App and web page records
==================================================

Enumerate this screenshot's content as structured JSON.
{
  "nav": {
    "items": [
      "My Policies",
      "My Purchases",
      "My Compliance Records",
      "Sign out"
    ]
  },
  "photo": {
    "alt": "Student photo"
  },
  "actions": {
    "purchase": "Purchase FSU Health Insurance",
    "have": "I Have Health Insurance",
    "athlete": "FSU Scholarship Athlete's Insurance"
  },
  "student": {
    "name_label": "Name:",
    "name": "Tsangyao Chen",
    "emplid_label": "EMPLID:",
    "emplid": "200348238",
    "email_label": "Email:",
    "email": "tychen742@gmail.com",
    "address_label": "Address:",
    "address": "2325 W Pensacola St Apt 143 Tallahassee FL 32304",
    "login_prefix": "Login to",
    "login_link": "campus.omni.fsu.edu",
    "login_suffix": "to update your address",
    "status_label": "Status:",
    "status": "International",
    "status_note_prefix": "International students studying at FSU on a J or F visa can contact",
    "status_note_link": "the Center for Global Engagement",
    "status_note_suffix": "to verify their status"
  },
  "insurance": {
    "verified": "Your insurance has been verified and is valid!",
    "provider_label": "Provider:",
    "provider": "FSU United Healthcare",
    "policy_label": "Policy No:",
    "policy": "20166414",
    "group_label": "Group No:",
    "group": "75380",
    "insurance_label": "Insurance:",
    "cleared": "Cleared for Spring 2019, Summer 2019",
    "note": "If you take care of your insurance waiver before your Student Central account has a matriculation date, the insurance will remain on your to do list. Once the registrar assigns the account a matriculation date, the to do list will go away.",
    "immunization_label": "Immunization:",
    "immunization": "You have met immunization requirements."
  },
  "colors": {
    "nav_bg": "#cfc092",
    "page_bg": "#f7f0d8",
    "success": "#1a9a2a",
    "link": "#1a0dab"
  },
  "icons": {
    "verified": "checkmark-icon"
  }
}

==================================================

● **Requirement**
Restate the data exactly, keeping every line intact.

● **Answer space**
Enumerate this screenshot's content as structured JSON.
{
  "nav": {
    "items": [
      "My Policies",
      "My Purchases",
      "My Compliance Records",
      "Sign out"
    ]
  },
  "photo": {
    "alt": "Student photo"
  },
  "actions": {
    "purchase": "Purchase FSU Health Insurance",
    "have": "I Have Health Insurance",
    "athlete": "FSU Scholarship Athlete's Insurance"
  },
  "student": {
    "name_label": "Name:",
    "name": "Tsangyao Chen",
    "emplid_label": "EMPLID:",
    "emplid": "200348238",
    "email_label": "Email:",
    "email": "tychen742@gmail.com",
    "address_label": "Address:",
    "address": "2325 W Pensacola St Apt 143 Tallahassee FL 32304",
    "login_prefix": "Login to",
    "login_link": "campus.omni.fsu.edu",
    "login_suffix": "to update your address",
    "status_label": "Status:",
    "status": "International",
    "status_note_prefix": "International students studying at FSU on a J or F visa can contact",
    "status_note_link": "the Center for Global Engagement",
    "status_note_suffix": "to verify their status"
  },
  "insurance": {
    "verified": "Your insurance has been verified and is valid!",
    "provider_label": "Provider:",
    "provider": "FSU United Healthcare",
    "policy_label": "Policy No:",
    "policy": "20166414",
    "group_label": "Group No:",
    "group": "75380",
    "insurance_label": "Insurance:",
    "cleared": "Cleared for Spring 2019, Summer 2019",
    "note": "If you take care of your insurance waiver before your Student Central account has a matriculation date, the insurance will remain on your to do list. Once the registrar assigns the account a matriculation date, the to do list will go away.",
    "immunization_label": "Immunization:",
    "immunization": "You have met immunization requirements."
  },
  "colors": {
    "nav_bg": "#cfc092",
    "page_bg": "#f7f0d8",
    "success": "#1a9a2a",
    "link": "#1a0dab"
  },
  "icons": {
    "verified": "checkmark-icon"
  }
}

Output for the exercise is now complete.